- **Task material**:
BEGIN
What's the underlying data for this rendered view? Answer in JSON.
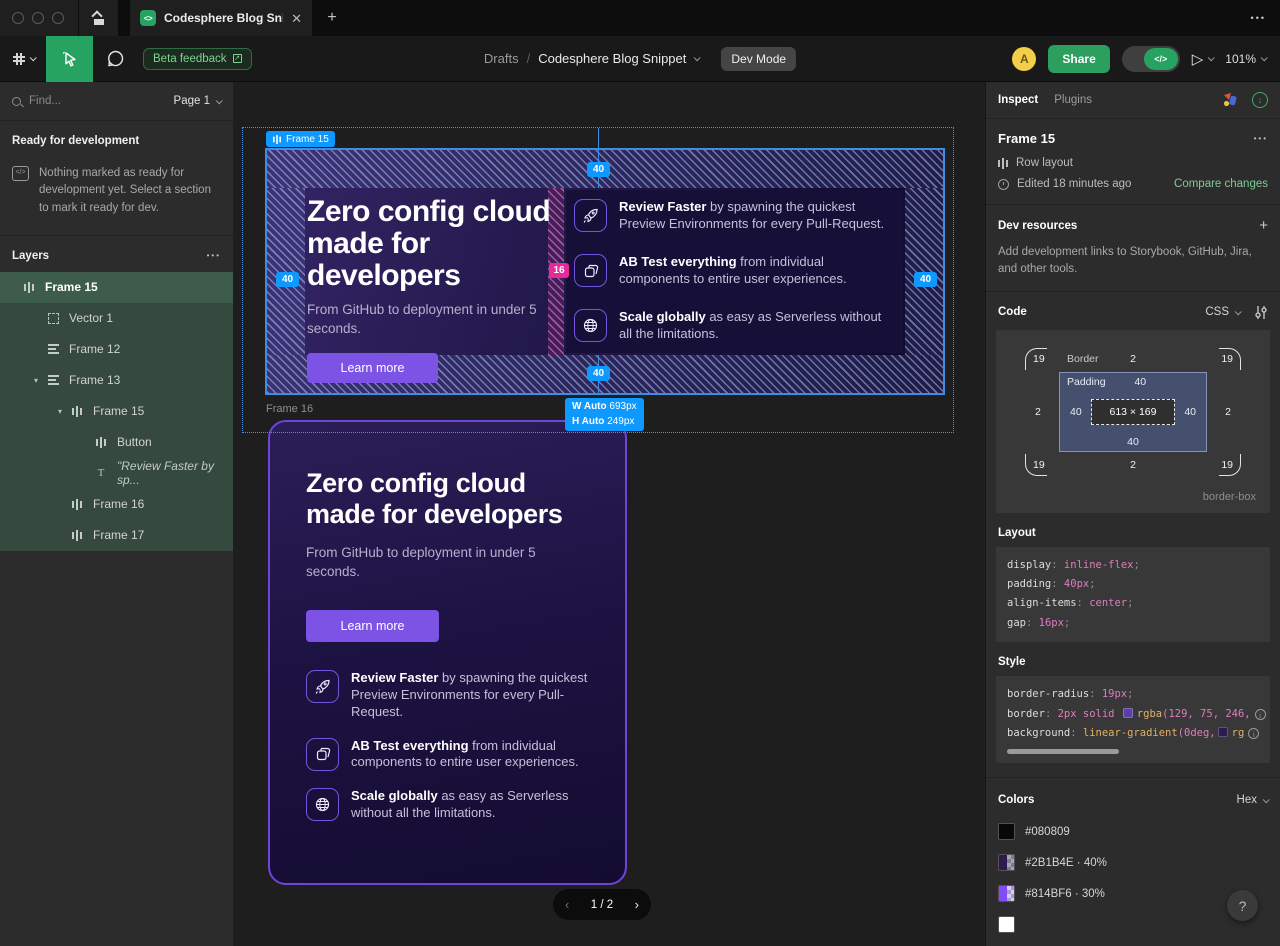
{
  "window": {
    "tab_title": "Codesphere Blog Snippet",
    "close_glyph": "✕",
    "new_tab_glyph": "+",
    "menu_dots": "•••"
  },
  "toolbar": {
    "beta_badge": "Beta feedback",
    "breadcrumb_folder": "Drafts",
    "breadcrumb_sep": "/",
    "breadcrumb_file": "Codesphere Blog Snippet",
    "dev_mode_label": "Dev Mode",
    "avatar_initial": "A",
    "share_label": "Share",
    "toggle_knob": "</>",
    "play_glyph": "▷",
    "zoom_level": "101%"
  },
  "sidebar": {
    "search_placeholder": "Find...",
    "page_selector": "Page 1",
    "ready_title": "Ready for development",
    "ready_icon_glyph": "</>",
    "ready_message": "Nothing marked as ready for development yet. Select a section to mark it ready for dev.",
    "layers_title": "Layers",
    "layers_menu": "•••",
    "layers": [
      {
        "label": "Frame 15",
        "icon": "row",
        "indent": 0,
        "state": "sel",
        "chev": false
      },
      {
        "label": "Vector 1",
        "icon": "vector",
        "indent": 1,
        "state": "child",
        "chev": false
      },
      {
        "label": "Frame 12",
        "icon": "col",
        "indent": 1,
        "state": "child",
        "chev": false
      },
      {
        "label": "Frame 13",
        "icon": "col",
        "indent": 1,
        "state": "child",
        "chev": true
      },
      {
        "label": "Frame 15",
        "icon": "row",
        "indent": 2,
        "state": "child",
        "chev": true
      },
      {
        "label": "Button",
        "icon": "row",
        "indent": 3,
        "state": "child",
        "chev": false
      },
      {
        "label": "\"Review Faster by sp...",
        "icon": "text",
        "indent": 3,
        "state": "child",
        "chev": false,
        "italic": true
      },
      {
        "label": "Frame 16",
        "icon": "row",
        "indent": 2,
        "state": "child",
        "chev": false
      },
      {
        "label": "Frame 17",
        "icon": "row",
        "indent": 2,
        "state": "child",
        "chev": false
      }
    ]
  },
  "canvas": {
    "frame_label": "Frame 15",
    "frame16_label": "Frame 16",
    "pad_top": "40",
    "pad_bottom": "40",
    "pad_left": "40",
    "pad_right": "40",
    "gap": "16",
    "size_w_bold": "W Auto",
    "size_w_rest": "693px",
    "size_h_bold": "H Auto",
    "size_h_rest": "249px",
    "heading": "Zero config cloud made for developers",
    "subtext": "From GitHub to deployment in under 5 seconds.",
    "cta_label": "Learn more",
    "features": [
      {
        "icon": "rocket",
        "bold": "Review Faster",
        "rest": " by spawning the quickest Preview Environments for every Pull-Request."
      },
      {
        "icon": "copies",
        "bold": "AB Test everything",
        "rest": " from individual components to entire user experiences."
      },
      {
        "icon": "globe",
        "bold": "Scale globally",
        "rest": " as easy as Serverless without all the limitations."
      }
    ],
    "pager_prev": "‹",
    "pager_num": "1 / 2",
    "pager_next": "›"
  },
  "inspector": {
    "tab_inspect": "Inspect",
    "tab_plugins": "Plugins",
    "selection_name": "Frame 15",
    "selection_menu": "•••",
    "layout_type": "Row layout",
    "edited": "Edited 18 minutes ago",
    "compare_link": "Compare changes",
    "devres_title": "Dev resources",
    "devres_plus": "+",
    "devres_desc": "Add development links to Storybook, GitHub, Jira, and other tools.",
    "code_title": "Code",
    "code_language": "CSS",
    "box_model": {
      "radius": "19",
      "border_w": "2",
      "padding_w": "40",
      "border_label": "Border",
      "padding_label": "Padding",
      "content": "613 × 169",
      "sizing": "border-box"
    },
    "layout_title": "Layout",
    "layout_lines": [
      [
        [
          "prop",
          "display"
        ],
        [
          "punc",
          ": "
        ],
        [
          "val",
          "inline-flex"
        ],
        [
          "punc",
          ";"
        ]
      ],
      [
        [
          "prop",
          "padding"
        ],
        [
          "punc",
          ": "
        ],
        [
          "val",
          "40px"
        ],
        [
          "punc",
          ";"
        ]
      ],
      [
        [
          "prop",
          "align-items"
        ],
        [
          "punc",
          ": "
        ],
        [
          "val",
          "center"
        ],
        [
          "punc",
          ";"
        ]
      ],
      [
        [
          "prop",
          "gap"
        ],
        [
          "punc",
          ": "
        ],
        [
          "val",
          "16px"
        ],
        [
          "punc",
          ";"
        ]
      ]
    ],
    "style_title": "Style",
    "style_lines": [
      [
        [
          "prop",
          "border-radius"
        ],
        [
          "punc",
          ": "
        ],
        [
          "val",
          "19px"
        ],
        [
          "punc",
          ";"
        ]
      ],
      [
        [
          "prop",
          "border"
        ],
        [
          "punc",
          ": "
        ],
        [
          "val",
          "2px solid"
        ],
        [
          "swatch",
          "#5B3FA8"
        ],
        [
          "fn",
          "rgba"
        ],
        [
          "num",
          "(129, 75, 246,"
        ],
        [
          "info",
          "i"
        ]
      ],
      [
        [
          "prop",
          "background"
        ],
        [
          "punc",
          ": "
        ],
        [
          "fn",
          "linear-gradient"
        ],
        [
          "num",
          "(0deg,"
        ],
        [
          "swatch",
          "#2B1B4E"
        ],
        [
          "fn",
          "rg"
        ],
        [
          "info",
          "i"
        ]
      ]
    ],
    "colors_title": "Colors",
    "colors_format": "Hex",
    "colors": [
      {
        "label": "#080809",
        "solid": "#080809",
        "overlay": ""
      },
      {
        "label": "#2B1B4E · 40%",
        "solid": "#2B1B4E",
        "overlay": "rgba(43,27,78,0.4)"
      },
      {
        "label": "#814BF6 · 30%",
        "solid": "#814BF6",
        "overlay": "rgba(129,75,246,0.3)"
      },
      {
        "label": "",
        "solid": "#FFFFFF",
        "overlay": "rgba(255,255,255,1)"
      }
    ],
    "help_glyph": "?"
  }
}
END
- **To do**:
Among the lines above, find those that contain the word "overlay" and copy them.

- **Solution for this exercise**:
        "overlay": ""
        "overlay": "rgba(43,27,78,0.4)"
        "overlay": "rgba(129,75,246,0.3)"
        "overlay": "rgba(255,255,255,1)"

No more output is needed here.